Don't know if there is a 'hole' in the race control building at HPR,
but if there is, you could run the antenna cable outside then mount
the antenna on a mast (10' length of pvc pipe.)
You are welcome to borrow it any time.

Could support some off season testing. Smile

Let me know if there is anything CDR can do to help.

Lindsay - in Colorado Springs
Back to top
View user's profile Send private message Send e-mail
Ed Shuler



Joined: 03 Jun 2007
Posts: 366
Location: Aurora, CO

PostPosted: Mon Dec 30, 2013 1:19 pm    Post subject: Reply with quote

Quote:
Oh and as far as no more radio problems are you sure were listening to the same radios?

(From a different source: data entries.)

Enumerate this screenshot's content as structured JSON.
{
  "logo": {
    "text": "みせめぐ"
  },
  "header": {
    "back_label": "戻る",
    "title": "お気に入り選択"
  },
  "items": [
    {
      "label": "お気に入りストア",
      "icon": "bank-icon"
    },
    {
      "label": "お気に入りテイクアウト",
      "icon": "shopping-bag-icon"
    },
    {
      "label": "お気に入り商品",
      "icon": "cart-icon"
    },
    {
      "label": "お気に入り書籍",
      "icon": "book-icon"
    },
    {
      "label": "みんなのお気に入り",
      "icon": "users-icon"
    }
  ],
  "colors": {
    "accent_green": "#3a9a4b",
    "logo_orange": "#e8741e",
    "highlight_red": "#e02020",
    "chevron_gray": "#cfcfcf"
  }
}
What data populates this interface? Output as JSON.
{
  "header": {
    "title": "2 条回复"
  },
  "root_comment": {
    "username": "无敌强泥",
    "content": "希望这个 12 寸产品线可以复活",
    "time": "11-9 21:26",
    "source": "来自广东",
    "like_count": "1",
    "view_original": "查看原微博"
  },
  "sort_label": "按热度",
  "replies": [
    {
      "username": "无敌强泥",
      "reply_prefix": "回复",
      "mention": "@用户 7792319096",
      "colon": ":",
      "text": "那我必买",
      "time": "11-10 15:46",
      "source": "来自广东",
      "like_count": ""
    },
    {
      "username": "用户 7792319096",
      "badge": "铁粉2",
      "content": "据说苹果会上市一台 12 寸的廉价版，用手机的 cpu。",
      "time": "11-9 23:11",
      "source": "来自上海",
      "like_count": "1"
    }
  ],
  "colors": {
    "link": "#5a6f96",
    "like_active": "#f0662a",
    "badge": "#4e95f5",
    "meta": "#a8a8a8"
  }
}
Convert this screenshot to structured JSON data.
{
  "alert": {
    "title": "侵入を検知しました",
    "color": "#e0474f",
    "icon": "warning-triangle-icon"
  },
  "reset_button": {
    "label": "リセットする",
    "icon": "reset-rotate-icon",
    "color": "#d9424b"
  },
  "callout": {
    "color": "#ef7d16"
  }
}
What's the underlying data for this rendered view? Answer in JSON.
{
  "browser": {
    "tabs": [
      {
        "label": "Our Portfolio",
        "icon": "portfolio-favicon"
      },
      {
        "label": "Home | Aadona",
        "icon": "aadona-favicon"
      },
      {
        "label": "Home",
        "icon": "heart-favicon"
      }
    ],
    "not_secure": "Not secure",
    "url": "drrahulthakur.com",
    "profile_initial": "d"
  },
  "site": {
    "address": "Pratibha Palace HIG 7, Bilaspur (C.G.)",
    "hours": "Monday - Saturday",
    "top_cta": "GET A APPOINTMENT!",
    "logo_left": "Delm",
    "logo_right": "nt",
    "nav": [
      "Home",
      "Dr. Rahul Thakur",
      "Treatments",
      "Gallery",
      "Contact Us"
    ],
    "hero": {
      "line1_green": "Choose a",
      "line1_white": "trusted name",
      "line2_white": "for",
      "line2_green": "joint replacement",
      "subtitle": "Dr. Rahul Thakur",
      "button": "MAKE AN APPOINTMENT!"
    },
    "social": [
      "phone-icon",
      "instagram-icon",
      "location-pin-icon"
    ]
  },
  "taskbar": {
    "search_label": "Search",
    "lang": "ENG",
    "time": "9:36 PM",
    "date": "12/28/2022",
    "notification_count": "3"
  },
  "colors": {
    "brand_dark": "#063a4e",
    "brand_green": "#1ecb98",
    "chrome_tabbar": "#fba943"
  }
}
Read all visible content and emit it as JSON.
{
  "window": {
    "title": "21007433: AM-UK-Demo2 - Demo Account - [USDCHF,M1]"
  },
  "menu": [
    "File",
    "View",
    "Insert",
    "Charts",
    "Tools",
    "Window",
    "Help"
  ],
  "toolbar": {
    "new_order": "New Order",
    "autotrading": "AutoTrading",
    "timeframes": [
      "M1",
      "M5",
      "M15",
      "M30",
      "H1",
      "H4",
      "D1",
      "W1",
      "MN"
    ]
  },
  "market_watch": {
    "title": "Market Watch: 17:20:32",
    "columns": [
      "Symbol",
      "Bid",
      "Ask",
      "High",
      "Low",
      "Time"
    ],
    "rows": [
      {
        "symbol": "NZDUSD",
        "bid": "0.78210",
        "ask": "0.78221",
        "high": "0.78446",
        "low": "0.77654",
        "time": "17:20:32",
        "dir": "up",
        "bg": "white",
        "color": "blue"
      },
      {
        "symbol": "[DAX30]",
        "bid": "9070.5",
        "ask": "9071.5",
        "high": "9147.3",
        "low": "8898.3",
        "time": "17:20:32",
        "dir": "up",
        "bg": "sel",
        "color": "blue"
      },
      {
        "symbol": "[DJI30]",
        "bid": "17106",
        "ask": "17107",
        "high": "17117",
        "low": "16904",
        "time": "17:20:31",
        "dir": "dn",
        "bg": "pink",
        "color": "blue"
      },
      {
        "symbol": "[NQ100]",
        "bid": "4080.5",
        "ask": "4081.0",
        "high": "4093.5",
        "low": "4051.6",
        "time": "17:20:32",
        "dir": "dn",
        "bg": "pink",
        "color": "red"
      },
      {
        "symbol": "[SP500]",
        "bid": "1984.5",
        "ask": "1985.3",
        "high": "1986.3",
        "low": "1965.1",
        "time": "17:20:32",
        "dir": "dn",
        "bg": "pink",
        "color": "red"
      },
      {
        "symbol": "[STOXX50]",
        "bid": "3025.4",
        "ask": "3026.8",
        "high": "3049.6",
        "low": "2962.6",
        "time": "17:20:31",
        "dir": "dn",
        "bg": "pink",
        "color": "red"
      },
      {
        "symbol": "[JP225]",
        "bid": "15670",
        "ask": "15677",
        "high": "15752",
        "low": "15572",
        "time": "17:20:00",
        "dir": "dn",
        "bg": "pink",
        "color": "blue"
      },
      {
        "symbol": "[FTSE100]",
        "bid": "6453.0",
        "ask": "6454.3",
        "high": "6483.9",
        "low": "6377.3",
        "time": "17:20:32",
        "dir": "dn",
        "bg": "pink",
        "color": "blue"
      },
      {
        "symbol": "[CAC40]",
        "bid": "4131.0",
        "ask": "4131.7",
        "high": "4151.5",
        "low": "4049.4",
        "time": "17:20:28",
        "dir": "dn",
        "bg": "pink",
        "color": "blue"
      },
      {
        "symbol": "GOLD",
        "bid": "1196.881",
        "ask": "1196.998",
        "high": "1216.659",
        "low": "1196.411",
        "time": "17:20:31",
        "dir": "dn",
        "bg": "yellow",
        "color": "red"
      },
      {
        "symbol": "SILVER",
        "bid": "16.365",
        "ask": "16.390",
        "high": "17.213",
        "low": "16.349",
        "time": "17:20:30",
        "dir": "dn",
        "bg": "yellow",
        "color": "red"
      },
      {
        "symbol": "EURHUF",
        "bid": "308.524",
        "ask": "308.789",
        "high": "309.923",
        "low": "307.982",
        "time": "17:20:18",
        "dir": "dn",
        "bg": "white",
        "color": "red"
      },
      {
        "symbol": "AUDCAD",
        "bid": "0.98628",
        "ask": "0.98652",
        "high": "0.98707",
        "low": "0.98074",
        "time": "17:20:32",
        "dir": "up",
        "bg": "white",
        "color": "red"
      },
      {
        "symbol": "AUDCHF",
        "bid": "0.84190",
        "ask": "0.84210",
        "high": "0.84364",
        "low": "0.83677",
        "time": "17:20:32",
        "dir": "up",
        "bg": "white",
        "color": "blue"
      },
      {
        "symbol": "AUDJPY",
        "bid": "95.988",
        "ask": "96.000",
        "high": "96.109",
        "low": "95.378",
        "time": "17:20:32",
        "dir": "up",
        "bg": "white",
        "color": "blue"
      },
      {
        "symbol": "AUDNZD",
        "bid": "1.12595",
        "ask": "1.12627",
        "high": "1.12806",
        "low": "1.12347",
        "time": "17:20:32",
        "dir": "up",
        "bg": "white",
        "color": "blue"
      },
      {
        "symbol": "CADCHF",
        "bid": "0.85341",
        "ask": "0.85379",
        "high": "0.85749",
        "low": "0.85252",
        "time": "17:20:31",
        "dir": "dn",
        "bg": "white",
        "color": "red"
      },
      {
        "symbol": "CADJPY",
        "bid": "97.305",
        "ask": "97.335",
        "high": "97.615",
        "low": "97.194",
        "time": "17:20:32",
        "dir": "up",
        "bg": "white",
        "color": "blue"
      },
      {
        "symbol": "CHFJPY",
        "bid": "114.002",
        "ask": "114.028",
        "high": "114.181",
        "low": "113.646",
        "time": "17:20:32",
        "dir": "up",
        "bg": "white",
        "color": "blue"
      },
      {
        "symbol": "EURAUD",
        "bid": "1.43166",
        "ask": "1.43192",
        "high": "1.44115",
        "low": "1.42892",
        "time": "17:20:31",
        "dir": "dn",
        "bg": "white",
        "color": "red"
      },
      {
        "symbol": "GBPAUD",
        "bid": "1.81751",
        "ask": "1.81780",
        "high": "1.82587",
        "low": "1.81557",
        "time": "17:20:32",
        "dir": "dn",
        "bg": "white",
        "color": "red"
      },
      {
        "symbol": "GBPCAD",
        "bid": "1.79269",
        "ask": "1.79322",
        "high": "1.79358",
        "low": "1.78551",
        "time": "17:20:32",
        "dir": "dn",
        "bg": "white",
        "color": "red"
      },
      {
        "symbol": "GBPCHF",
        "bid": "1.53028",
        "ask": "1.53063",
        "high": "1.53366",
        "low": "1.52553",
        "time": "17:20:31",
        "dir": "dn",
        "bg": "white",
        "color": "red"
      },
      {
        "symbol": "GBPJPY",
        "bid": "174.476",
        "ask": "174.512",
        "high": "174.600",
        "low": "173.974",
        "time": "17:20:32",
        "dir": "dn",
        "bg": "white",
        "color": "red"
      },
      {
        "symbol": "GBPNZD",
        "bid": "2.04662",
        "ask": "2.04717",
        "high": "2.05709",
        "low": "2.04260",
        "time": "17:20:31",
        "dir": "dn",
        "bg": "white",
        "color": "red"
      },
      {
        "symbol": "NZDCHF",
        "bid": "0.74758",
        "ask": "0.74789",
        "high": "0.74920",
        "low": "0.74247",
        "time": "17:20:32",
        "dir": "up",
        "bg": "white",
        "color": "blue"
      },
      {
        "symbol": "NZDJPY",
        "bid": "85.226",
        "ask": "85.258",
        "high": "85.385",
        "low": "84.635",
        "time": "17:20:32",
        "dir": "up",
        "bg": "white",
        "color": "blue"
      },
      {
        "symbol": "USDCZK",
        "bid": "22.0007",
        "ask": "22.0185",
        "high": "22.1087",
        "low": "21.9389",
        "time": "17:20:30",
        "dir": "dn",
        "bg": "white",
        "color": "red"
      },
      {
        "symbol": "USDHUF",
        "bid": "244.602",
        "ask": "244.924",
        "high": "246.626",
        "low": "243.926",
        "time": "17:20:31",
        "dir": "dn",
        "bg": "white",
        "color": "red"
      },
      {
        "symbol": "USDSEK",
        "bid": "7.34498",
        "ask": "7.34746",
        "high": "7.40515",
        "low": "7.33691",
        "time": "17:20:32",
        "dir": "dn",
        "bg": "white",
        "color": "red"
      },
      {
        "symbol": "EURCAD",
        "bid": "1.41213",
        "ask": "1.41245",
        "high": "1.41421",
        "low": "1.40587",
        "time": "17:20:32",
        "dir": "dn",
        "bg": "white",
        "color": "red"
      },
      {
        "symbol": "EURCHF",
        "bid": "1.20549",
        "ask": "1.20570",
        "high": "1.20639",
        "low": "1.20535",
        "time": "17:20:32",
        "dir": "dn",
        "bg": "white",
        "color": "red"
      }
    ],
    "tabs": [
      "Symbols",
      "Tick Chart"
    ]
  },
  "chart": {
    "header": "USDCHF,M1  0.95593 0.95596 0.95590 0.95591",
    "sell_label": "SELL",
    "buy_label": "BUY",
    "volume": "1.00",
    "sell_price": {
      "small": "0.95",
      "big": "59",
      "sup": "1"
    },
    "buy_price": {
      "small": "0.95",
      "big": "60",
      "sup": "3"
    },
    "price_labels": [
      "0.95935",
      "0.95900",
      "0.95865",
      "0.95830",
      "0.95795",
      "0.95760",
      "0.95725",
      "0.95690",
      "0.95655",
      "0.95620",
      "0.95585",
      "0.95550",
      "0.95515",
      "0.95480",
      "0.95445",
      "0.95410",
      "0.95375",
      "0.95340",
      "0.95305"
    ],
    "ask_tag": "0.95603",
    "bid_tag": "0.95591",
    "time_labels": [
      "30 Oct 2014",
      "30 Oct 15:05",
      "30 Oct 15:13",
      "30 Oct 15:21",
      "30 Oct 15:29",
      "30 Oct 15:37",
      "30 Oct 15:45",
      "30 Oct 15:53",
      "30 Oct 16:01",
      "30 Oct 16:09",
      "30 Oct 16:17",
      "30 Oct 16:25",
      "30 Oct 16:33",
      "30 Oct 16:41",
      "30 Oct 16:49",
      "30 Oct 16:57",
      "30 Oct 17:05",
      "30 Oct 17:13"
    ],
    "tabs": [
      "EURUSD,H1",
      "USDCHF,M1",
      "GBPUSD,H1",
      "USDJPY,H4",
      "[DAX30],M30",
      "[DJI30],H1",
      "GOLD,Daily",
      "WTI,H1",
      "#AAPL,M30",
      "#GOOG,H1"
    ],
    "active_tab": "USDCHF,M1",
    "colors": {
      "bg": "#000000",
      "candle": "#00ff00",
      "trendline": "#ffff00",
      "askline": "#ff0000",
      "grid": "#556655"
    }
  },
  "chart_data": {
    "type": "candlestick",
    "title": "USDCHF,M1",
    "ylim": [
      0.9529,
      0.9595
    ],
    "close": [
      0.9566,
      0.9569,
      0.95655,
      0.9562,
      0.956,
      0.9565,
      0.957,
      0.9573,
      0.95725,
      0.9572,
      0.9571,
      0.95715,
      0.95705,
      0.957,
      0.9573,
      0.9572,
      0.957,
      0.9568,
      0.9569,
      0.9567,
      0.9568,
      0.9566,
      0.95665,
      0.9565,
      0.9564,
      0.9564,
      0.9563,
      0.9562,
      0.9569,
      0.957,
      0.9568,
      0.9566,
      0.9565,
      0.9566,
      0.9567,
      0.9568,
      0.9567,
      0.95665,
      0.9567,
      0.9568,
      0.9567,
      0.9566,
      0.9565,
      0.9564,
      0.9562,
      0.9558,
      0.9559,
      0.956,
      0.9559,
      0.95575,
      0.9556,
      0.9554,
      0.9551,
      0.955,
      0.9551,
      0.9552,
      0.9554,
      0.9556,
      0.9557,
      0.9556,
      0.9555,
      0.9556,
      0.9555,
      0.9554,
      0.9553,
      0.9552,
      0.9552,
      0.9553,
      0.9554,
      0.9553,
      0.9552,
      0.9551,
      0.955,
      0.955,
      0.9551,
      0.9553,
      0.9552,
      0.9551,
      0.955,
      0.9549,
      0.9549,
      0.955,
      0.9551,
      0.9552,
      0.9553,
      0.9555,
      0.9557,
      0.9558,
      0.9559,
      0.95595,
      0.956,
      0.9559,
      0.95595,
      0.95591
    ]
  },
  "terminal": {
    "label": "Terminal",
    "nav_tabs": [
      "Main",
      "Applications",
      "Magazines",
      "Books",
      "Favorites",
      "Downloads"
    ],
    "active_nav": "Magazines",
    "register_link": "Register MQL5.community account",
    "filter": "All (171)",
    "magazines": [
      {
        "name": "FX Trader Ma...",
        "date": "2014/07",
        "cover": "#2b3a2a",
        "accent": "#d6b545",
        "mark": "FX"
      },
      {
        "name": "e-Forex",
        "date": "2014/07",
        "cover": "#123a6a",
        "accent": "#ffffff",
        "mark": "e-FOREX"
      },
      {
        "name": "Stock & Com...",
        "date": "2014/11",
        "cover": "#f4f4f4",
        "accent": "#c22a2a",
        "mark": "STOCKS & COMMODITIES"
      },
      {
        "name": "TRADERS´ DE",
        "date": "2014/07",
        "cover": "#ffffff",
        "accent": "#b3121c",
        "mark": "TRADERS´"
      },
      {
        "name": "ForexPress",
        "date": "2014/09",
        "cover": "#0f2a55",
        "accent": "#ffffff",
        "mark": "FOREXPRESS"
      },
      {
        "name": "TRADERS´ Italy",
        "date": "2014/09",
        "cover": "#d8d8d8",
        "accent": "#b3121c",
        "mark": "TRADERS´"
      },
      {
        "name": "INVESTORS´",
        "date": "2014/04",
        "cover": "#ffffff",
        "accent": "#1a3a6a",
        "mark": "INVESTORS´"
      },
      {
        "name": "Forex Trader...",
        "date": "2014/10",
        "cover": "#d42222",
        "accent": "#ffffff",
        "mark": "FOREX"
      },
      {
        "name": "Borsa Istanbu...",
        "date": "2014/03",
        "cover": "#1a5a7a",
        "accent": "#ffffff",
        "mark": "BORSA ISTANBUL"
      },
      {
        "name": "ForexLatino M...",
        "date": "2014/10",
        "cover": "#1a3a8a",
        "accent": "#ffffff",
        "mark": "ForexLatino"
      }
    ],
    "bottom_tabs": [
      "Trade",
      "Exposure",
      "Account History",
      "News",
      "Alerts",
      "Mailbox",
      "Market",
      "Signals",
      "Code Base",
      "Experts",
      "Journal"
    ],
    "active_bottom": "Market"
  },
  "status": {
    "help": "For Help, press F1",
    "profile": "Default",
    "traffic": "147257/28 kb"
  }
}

I don't think I said we don't have radio problems. I said we are fighting user issues (I'm guilty of using the handset PTT button while wearing headphones) and bad batteries, poor connections and faulty inline volume controls etc..

I fall back on my experience, that if we remove the headsets, everything works superbly, even from 6/7a.
_________________
Current F&C Worker and FV Racer.
Back to top
View user's profile Send private message Send e-mail AIM Address
Display posts from previous:   
Post new topic   Reply to topic    Colorado Region SCCA Forum Index -> Worker Discussion All times are GMT - 7 Hours
Page 1 of 1

 
Jump to:  
You cannot post new topics in this forum
You cannot reply to topics in this forum
You cannot edit your posts in this forum
You cannot delete your posts in this forum
You cannot vote in polls in this forum


Powered by phpBB © 2001, 2005 phpBB Group